If we’re talking startups, tell the person why you’re interested in their company specifically and why this isn’t just another spam message. Give a specific example of something that made you excited about the company, whether it be a certain feature, a cultural value, the company mission or the story of the founder(s). For the bigger brand name tech companies, people aren’t going to be that interested about how you found out about, say, Google. Try something like: Came across your profile and was super interested by [personal attribute]. Focus more on the person’s specific role, and work/educational background, as what led you to reach out to them instead of their co-workers. Bonus points if you can mention some thread of commonality like having worked at the same company, been to the same university, or been involved with the same communal organisation/society.
Would love to have a chat and see if you’re open to bringing on a [role].
Make a clear and specific ask about why you’re connecting; don’t waste their time with a nebulous “Would love to add you to my professional network”. Once you connect, you can set up the specifics of in-person vs Zoom, meeting duration, meeting time, etc. but when you only have 300 characters to start, you need to be efficient.
Note that for larger companies with more formal recruiting processes, employees tend to have less direct responsibility for hiring decisions, but likely have an incentive to refer candidates. As such, a ‘softer’ approach than directly asking if they’re hiring is: Would love to have a chat and learn more about your experience as a [role] at [company]. This is also a great follow-up message if they accept your connection request, but they’re not currently hiring. Turn rejection into a chance to learn more about the industry and how to break in!
Add this in if you have the character space (it is a bit more polite!).
Bonus DM hacks (with real-world examples!)
Looking to get a bit cheekier with your approach and stand out from the crowd? Here are real examples of 2 different techniques I utilised to find internships without an official listing:
1. Add value to the company before your first message
tl;dr - Leverage a small favour to a company to get your foot in the door for hiring.
It was in 2nd-year uni that I first came across Tayble, a restaurant ordering app for dine-in and takeaway well ahead of its time, through an advertisement that popped up on my Facebook feed.
Sold on the idea, I participated in their pre-launch referral competition to win free meals, and through posting my referral link across several platforms in a bunch of relevant groups, I was able to shoot up to the 8th highest spot out of over 3000 entrants in 48 hours.
I then reached out to their COO to tell them about my efforts, explain a bit more about why I was interested in their space, and ask if they had any upcoming intern positions. He put me in touch with their CMO to discuss further. Met up at Bondi Junction for a single casual interview as their first-ever Sales & Marketing Intern and boom! Hired.

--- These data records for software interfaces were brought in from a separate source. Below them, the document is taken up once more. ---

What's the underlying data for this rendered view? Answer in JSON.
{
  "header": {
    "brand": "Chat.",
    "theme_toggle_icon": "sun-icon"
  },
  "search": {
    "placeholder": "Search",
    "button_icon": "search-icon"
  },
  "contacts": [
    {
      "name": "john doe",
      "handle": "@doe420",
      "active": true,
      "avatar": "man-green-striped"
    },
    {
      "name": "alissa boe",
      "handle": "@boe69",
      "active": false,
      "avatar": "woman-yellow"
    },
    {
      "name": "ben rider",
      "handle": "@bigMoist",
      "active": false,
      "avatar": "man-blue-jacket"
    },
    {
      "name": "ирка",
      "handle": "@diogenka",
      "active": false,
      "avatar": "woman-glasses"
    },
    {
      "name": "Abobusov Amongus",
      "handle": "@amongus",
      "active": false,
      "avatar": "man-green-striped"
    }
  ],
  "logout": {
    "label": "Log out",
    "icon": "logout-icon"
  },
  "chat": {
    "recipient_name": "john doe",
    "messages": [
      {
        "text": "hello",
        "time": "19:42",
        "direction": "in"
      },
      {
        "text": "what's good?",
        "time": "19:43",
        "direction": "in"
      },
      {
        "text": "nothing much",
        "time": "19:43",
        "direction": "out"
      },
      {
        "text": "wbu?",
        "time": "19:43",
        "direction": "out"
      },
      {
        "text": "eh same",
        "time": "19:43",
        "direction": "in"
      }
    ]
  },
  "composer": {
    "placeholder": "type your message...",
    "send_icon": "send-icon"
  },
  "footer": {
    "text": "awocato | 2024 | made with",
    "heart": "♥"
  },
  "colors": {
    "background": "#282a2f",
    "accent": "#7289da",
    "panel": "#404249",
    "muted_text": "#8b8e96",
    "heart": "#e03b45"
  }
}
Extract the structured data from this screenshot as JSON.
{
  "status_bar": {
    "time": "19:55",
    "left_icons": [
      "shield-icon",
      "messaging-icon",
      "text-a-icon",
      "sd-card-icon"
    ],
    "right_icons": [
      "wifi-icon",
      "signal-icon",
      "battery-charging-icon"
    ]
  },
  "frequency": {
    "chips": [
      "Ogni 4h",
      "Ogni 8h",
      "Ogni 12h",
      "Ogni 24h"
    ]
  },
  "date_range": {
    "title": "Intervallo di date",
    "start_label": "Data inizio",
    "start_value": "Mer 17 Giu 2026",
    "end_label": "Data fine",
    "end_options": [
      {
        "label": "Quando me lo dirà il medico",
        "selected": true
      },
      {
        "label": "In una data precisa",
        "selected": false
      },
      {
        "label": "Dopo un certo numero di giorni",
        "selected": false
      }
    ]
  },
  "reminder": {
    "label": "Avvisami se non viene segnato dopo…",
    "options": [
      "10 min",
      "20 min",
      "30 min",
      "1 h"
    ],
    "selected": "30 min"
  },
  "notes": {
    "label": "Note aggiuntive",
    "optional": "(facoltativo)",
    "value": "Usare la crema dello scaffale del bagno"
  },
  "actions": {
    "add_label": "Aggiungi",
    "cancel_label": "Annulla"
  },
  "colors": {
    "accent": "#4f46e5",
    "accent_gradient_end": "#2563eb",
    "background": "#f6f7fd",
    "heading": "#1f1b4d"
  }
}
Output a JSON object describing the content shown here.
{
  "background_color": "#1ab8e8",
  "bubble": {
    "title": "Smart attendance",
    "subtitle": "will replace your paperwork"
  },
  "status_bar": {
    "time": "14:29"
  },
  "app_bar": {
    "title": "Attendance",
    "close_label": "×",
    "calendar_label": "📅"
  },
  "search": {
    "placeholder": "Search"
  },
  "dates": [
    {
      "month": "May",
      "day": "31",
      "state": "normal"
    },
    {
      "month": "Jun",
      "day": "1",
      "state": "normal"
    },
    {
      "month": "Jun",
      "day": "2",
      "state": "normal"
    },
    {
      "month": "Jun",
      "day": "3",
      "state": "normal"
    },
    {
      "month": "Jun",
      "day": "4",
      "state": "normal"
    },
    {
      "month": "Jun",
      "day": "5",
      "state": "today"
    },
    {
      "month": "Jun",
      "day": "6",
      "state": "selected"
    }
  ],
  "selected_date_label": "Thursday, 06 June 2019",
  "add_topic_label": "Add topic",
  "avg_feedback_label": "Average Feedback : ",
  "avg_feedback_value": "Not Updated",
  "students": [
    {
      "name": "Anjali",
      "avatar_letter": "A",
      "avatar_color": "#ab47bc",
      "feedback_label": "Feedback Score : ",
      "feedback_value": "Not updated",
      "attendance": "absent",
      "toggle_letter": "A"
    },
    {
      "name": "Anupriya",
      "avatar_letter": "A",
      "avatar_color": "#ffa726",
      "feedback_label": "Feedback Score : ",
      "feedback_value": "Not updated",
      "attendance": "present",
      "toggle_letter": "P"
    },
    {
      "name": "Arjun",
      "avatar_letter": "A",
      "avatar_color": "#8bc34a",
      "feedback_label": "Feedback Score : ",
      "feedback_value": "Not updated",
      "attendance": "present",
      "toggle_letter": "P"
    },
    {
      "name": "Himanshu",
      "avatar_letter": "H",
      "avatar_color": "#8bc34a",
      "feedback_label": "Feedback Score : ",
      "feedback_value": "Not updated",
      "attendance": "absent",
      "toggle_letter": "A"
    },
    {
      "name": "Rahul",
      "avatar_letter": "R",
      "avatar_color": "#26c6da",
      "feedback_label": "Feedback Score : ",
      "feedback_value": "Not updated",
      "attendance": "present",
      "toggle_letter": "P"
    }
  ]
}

2. Turn a full-time entry-level or associate-level listing into a part-time role
tl;dr - Just because a job listing says full-time, doesn’t mean they won’t consider part-time for the right candidate.
Mindlessly scrolling through LinkedIn jobs (the usual), I happened to see an Operations Associate position at Ofload (previously Loadsmile), a digital road freight platform working to reduce waste and increase transparency in the Australian trucking industry.
The problem space seemed super interesting, the founding team looked really strong, and they were at an exciting early stage with pre-seed funding from Rocket Internet, but the role? Full-time. Hmmmmm.
I applied anyway, and upon initial reach-out from the COO, I was upfront about the fact that I was looking for something part-time with the view to full-time in a few months.
Sure enough, that COVID thingo meant part-time was actually quite suitable on a small startup budget. Three interviews later, I joined the team part-time and have since converted to a full-time role after graduating.